WHAT TO DO: Copy out the data exactly, leaving the pictures behind.

─── DATASET EXCERPTS ───

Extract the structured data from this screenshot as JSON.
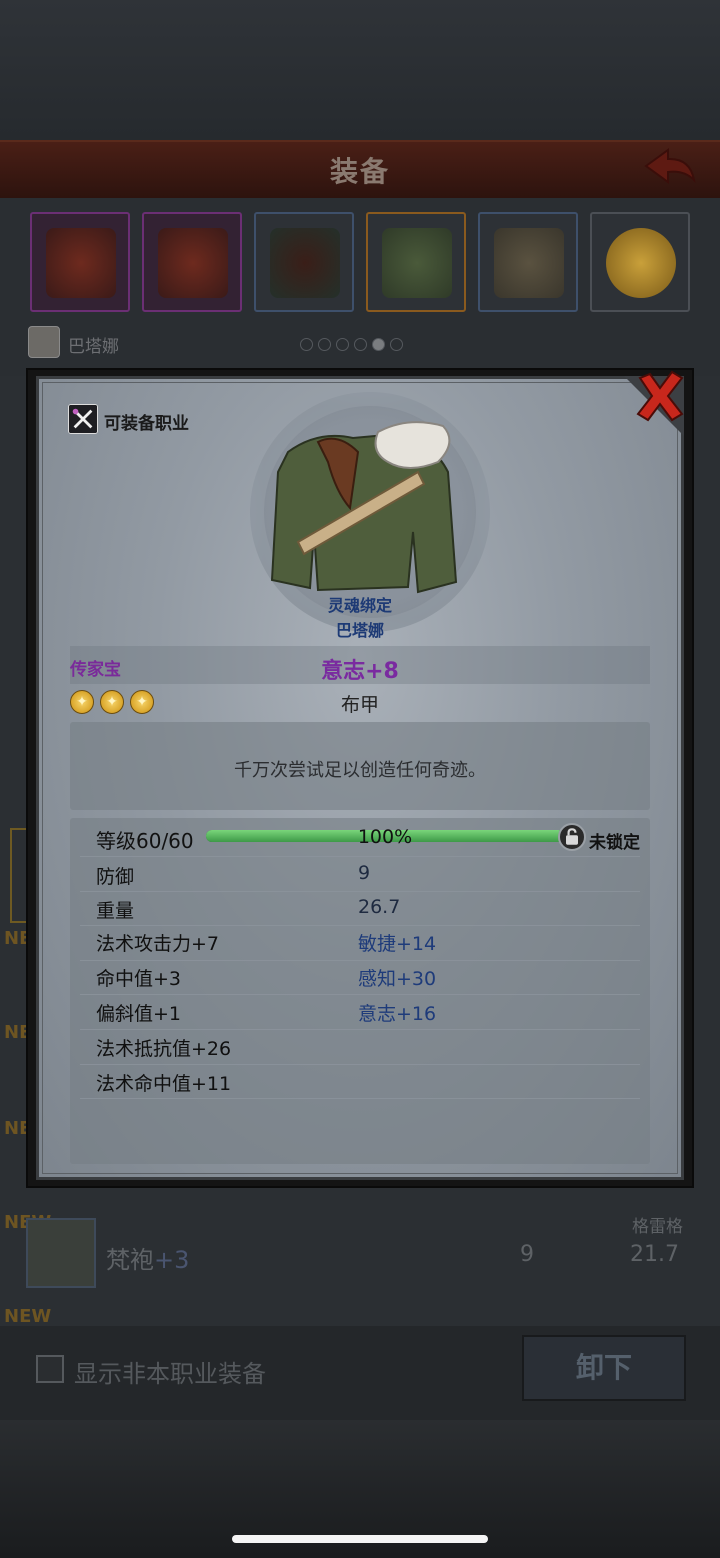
{
  "screen": {
    "title": "装备",
    "character_name": "巴塔娜",
    "page_dots_total": 6,
    "page_dots_active": 4,
    "list_row": {
      "new_label": "NEW",
      "name": "梵袍",
      "name_suffix": "+3",
      "defense": "9",
      "weight": "21.7",
      "owner": "格雷格"
    },
    "show_other_class_label": "显示非本职业装备",
    "unequip_label": "卸下"
  },
  "modal": {
    "equip_class_label": "可装备职业",
    "bind_status": "灵魂绑定",
    "bound_to": "巴塔娜",
    "rarity": "传家宝",
    "main_bonus": "意志+8",
    "stars": 3,
    "armor_type": "布甲",
    "description": "千万次尝试足以创造任何奇迹。",
    "level_label": "等级60/60",
    "xp_percent_text": "100%",
    "xp_fraction": 1.0,
    "lock_label": "未锁定",
    "stats": {
      "defense_label": "防御",
      "defense_value": "9",
      "weight_label": "重量",
      "weight_value": "26.7",
      "spell_attack": "法术攻击力+7",
      "agility": "敏捷+14",
      "hit": "命中值+3",
      "perception": "感知+30",
      "deflect": "偏斜值+1",
      "will": "意志+16",
      "spell_resist": "法术抵抗值+26",
      "spell_hit": "法术命中值+11"
    }
  },
  "colors": {
    "rarity": "#7a2a9a",
    "bonus_blue": "#1e3b7a",
    "xp_green": "#4cb458",
    "header_red": "#4a1f16"
  }
}
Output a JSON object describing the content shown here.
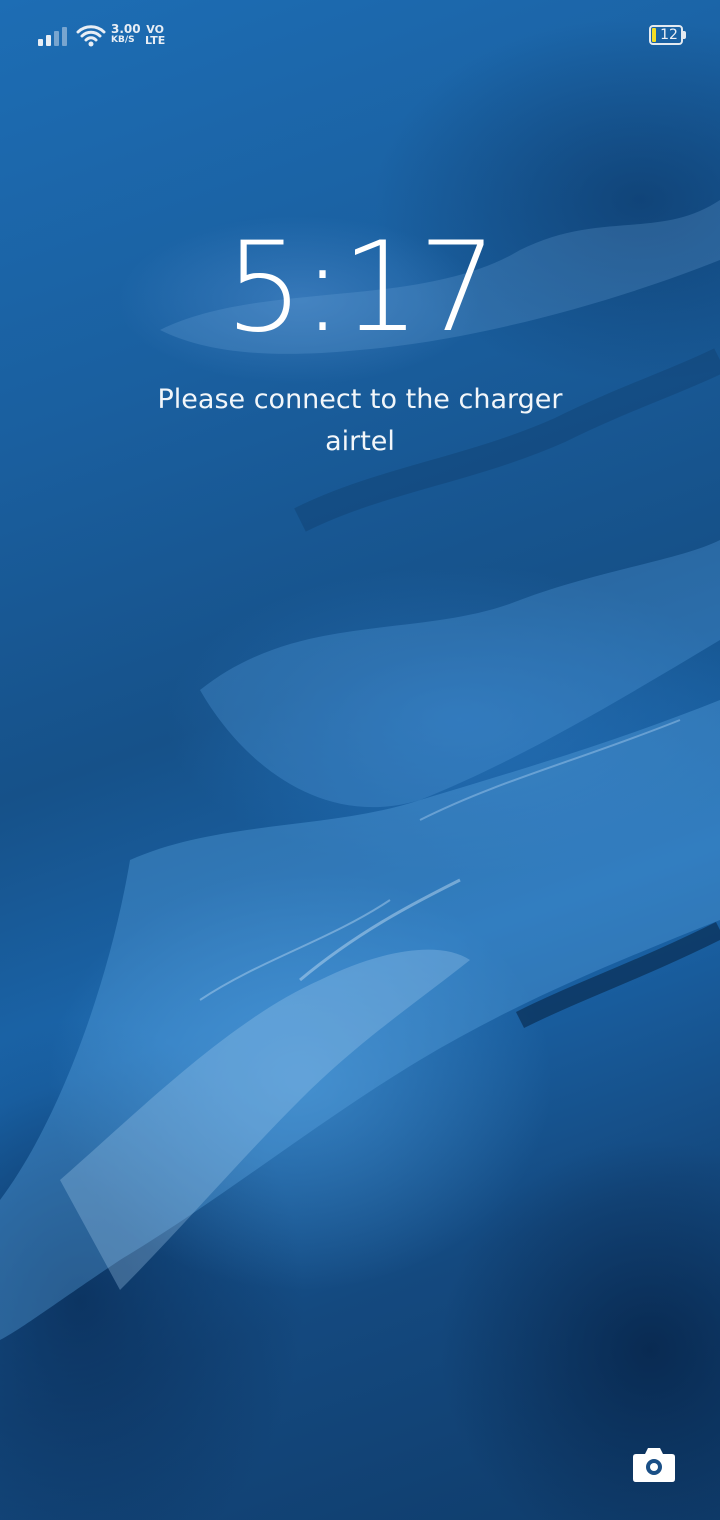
{
  "status_bar": {
    "network_speed": "3.00",
    "network_speed_unit": "KB/S",
    "volte_top": "VO",
    "volte_bottom": "LTE",
    "battery_level": "12",
    "signal_icon": "signal-bars-icon",
    "wifi_icon": "wifi-icon",
    "battery_icon": "battery-icon",
    "battery_fill_color": "#f3dd26"
  },
  "lockscreen": {
    "time": "5:17",
    "charge_message": "Please connect to the charger",
    "carrier": "airtel"
  },
  "shortcuts": {
    "camera_icon": "camera-icon"
  },
  "colors": {
    "wallpaper_primary": "#1b67ad",
    "wallpaper_dark": "#0f3c6b",
    "text": "#ffffff"
  }
}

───

EXERCISE RESPONSE:
Extract the structured data from this screenshot as JSON.
{
  "screen": {
    "title": "装备",
    "character_name": "巴塔娜",
    "page_dots_total": 6,
    "page_dots_active": 4,
    "list_row": {
      "new_label": "NEW",
      "name": "梵袍",
      "name_suffix": "+3",
      "defense": "9",
      "weight": "21.7",
      "owner": "格雷格"
    },
    "show_other_class_label": "显示非本职业装备",
    "unequip_label": "卸下"
  },
  "modal": {
    "equip_class_label": "可装备职业",
    "bind_status": "灵魂绑定",
    "bound_to": "巴塔娜",
    "rarity": "传家宝",
    "main_bonus": "意志+8",
    "stars": 3,
    "armor_type": "布甲",
    "description": "千万次尝试足以创造任何奇迹。",
    "level_label": "等级60/60",
    "xp_percent_text": "100%",
    "xp_fraction": 1.0,
    "lock_label": "未锁定",
    "stats": {
      "defense_label": "防御",
      "defense_value": "9",
      "weight_label": "重量",
      "weight_value": "26.7",
      "spell_attack": "法术攻击力+7",
      "agility": "敏捷+14",
      "hit": "命中值+3",
      "perception": "感知+30",
      "deflect": "偏斜值+1",
      "will": "意志+16",
      "spell_resist": "法术抵抗值+26",
      "spell_hit": "法术命中值+11"
    }
  },
  "colors": {
    "rarity": "#7a2a9a",
    "bonus_blue": "#1e3b7a",
    "xp_green": "#4cb458",
    "header_red": "#4a1f16"
  }
}
Output a JSON object describing the content shown here.
{
  "status_bar": {
    "network_speed": "3.00",
    "network_speed_unit": "KB/S",
    "volte_top": "VO",
    "volte_bottom": "LTE",
    "battery_level": "12",
    "signal_icon": "signal-bars-icon",
    "wifi_icon": "wifi-icon",
    "battery_icon": "battery-icon",
    "battery_fill_color": "#f3dd26"
  },
  "lockscreen": {
    "time": "5:17",
    "charge_message": "Please connect to the charger",
    "carrier": "airtel"
  },
  "shortcuts": {
    "camera_icon": "camera-icon"
  },
  "colors": {
    "wallpaper_primary": "#1b67ad",
    "wallpaper_dark": "#0f3c6b",
    "text": "#ffffff"
  }
}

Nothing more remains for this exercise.